### Assignment
Scan the records that follow, and whenever a line has the word "icon", copy it.

Start of Data shown

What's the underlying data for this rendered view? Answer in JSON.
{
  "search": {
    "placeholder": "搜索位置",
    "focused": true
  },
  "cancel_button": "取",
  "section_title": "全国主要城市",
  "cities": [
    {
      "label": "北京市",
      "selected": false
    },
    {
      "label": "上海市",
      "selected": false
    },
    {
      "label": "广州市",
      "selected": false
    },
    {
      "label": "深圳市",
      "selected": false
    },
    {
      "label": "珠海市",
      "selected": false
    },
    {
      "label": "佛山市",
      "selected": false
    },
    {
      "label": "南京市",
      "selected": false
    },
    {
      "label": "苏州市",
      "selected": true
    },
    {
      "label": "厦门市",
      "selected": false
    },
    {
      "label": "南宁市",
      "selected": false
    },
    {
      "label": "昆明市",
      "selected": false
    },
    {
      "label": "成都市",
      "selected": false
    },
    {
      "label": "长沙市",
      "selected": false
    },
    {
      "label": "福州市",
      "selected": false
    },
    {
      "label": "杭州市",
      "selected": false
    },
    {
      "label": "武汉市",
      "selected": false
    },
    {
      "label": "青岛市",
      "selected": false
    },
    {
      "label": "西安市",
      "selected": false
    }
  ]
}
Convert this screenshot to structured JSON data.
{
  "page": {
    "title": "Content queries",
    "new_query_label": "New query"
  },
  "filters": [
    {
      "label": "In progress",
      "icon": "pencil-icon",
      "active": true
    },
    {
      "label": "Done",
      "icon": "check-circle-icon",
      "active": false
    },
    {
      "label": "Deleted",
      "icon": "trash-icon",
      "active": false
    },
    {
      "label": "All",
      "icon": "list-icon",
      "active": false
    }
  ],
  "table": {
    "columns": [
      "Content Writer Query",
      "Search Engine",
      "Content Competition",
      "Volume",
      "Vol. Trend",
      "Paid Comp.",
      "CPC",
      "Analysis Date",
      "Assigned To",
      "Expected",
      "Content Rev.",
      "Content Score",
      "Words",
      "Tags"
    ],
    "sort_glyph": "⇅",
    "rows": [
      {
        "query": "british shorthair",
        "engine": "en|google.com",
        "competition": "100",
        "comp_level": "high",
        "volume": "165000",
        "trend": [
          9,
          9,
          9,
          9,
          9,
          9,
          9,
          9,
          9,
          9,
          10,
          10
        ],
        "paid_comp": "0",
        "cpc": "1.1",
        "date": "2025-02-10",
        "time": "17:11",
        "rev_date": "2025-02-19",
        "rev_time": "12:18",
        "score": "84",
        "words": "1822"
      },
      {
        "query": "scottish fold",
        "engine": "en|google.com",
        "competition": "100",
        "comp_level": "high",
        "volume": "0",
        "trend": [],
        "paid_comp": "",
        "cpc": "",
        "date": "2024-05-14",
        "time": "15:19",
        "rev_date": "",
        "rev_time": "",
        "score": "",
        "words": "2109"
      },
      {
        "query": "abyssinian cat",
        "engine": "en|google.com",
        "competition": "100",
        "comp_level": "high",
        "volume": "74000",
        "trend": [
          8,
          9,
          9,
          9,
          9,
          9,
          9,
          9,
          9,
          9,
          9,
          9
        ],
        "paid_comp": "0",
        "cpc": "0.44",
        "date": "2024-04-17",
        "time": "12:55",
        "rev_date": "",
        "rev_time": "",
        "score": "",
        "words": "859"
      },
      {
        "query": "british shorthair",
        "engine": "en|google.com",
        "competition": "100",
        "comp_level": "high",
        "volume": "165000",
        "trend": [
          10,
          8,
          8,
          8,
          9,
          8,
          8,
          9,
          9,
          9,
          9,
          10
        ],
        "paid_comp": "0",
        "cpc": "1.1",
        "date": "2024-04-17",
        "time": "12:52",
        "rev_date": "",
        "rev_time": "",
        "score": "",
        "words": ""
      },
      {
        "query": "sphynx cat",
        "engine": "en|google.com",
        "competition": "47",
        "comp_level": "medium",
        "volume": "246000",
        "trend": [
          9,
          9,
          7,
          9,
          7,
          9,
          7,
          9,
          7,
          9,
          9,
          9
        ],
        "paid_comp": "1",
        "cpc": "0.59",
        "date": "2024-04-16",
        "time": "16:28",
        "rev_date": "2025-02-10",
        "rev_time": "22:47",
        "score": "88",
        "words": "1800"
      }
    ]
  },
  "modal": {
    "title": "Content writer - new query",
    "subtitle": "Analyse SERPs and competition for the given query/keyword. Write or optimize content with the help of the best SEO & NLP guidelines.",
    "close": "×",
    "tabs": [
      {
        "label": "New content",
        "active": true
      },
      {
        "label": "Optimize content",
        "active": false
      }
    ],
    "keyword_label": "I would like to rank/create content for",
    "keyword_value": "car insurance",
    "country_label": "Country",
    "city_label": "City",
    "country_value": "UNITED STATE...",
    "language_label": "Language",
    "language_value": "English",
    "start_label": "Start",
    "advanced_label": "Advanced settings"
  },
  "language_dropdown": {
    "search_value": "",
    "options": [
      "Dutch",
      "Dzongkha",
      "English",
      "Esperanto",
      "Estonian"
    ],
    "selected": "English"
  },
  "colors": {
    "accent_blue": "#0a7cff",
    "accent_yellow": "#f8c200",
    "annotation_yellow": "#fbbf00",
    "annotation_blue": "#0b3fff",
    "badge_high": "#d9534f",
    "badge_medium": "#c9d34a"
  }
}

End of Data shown

### Exercise answer
      "icon": "pencil-icon",
      "icon": "check-circle-icon",
      "icon": "trash-icon",
      "icon": "list-icon",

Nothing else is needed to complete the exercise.